Sometimes what’s been deemed “verified” on Wikipedia seems too strange to be true. In Wikipedia for the Weird, the Daily Dot tracks down the most bizarre and entertaining entries on the Web’s crowdsourced encyclopedia, sending down the rabbit hole even further.
Trackpads ready? I’m beginning with one of my favorite Wikipedia entries, a topic so tragically amusing it seems better suited to be on a site like Cracked or College Humor. But somehow, Wikipedia’s labor intensive categorizing and equally intense debate over these historical figures makes it even funnier. Haven’t they been through enough? Blood, sweat, tears, innovation and death by the hand of their creation. It doesn’t “get better” for these people, unfortunately.
“Thomas Midgley, Jr. (1889–1944) was an American engineer and chemist who contracted polio at age 51, leaving him severely disabled. He devised an elaborate system of strings and pulleys to help others lift him from bed. This system was the eventual cause of his death when he was accidentally entangled in the ropes of this device and died of strangulation at the age of 55.”
Yeesh, that’s rough. Midgley not only lived with polio, he invented a way to make his life easier with polio that ended up murdering him. And he’s not alone:
“Li Si (208 BC), Prime Minister during the Qin dynasty, was executed by the Five Pains method which he had devised.”
Curious what those Five Pains are, exactly? Ah, well, a well-linked Wikipedia has your back:
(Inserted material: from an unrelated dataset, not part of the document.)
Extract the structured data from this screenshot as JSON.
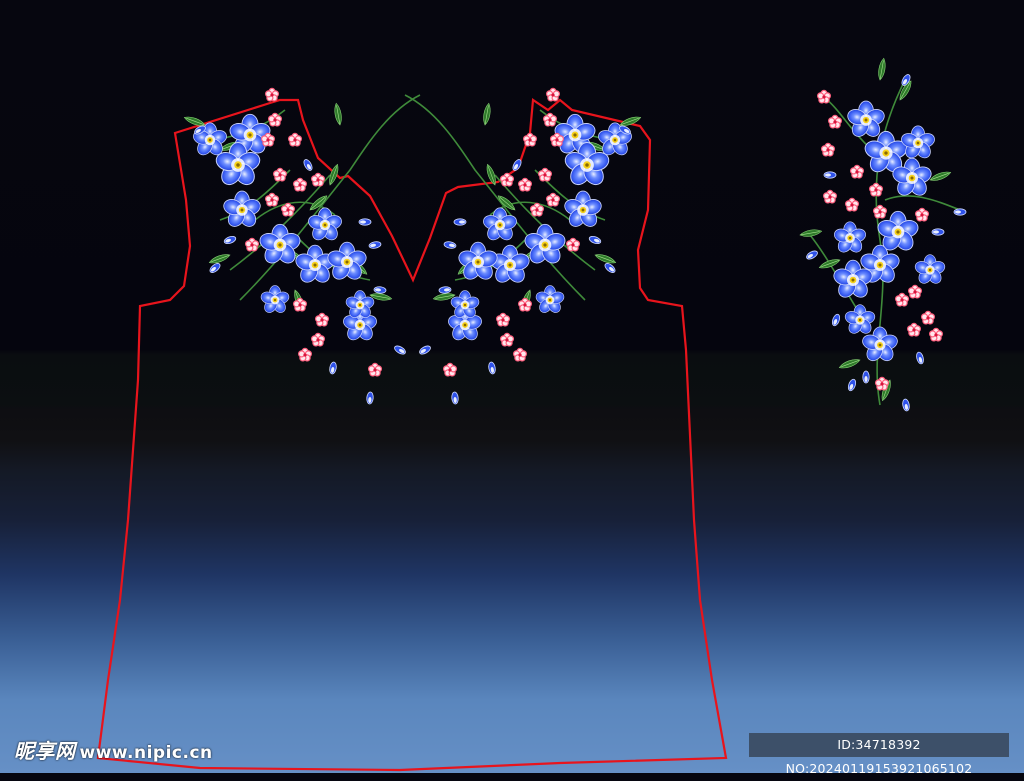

“The Five Pains were as follows: first the victim's nose was cut off, followed by a hand and then a foot.”
I guess that’s more like karma than anything else.
By far the best part of this particular article is the controversy surrounding the Segway-caused death of James Heselden, who apparently rode off a cliff soon after buying the Segway production company. Click into the “Talk” section and you’ll learn that Heselden’s death caused Wikipedia editors confusion on where to place him. See, Dean Kamen actually invented the Segway so technically Heselden doesn’t belong in this entry.
“Currently it's in the "Myths" section. I don't think it belongs there either, as the Heselden/Segway story is true, not a myth,” writes an editor, after the entry was placed in a section called “Myths,” which also includes fitness enthusiast Jim Fixx, who died during a jog, and Joseph-Ignace Guillotin, who was rumored to have been killed by his own namesake invention.
What did we learn here? Invention is seemingly overrated (and not to mention dangerous) .Fate works in ways that can be tragically amusing. But would we be talking about the Segway otherwise? Probably not.
Photos via Wikipedia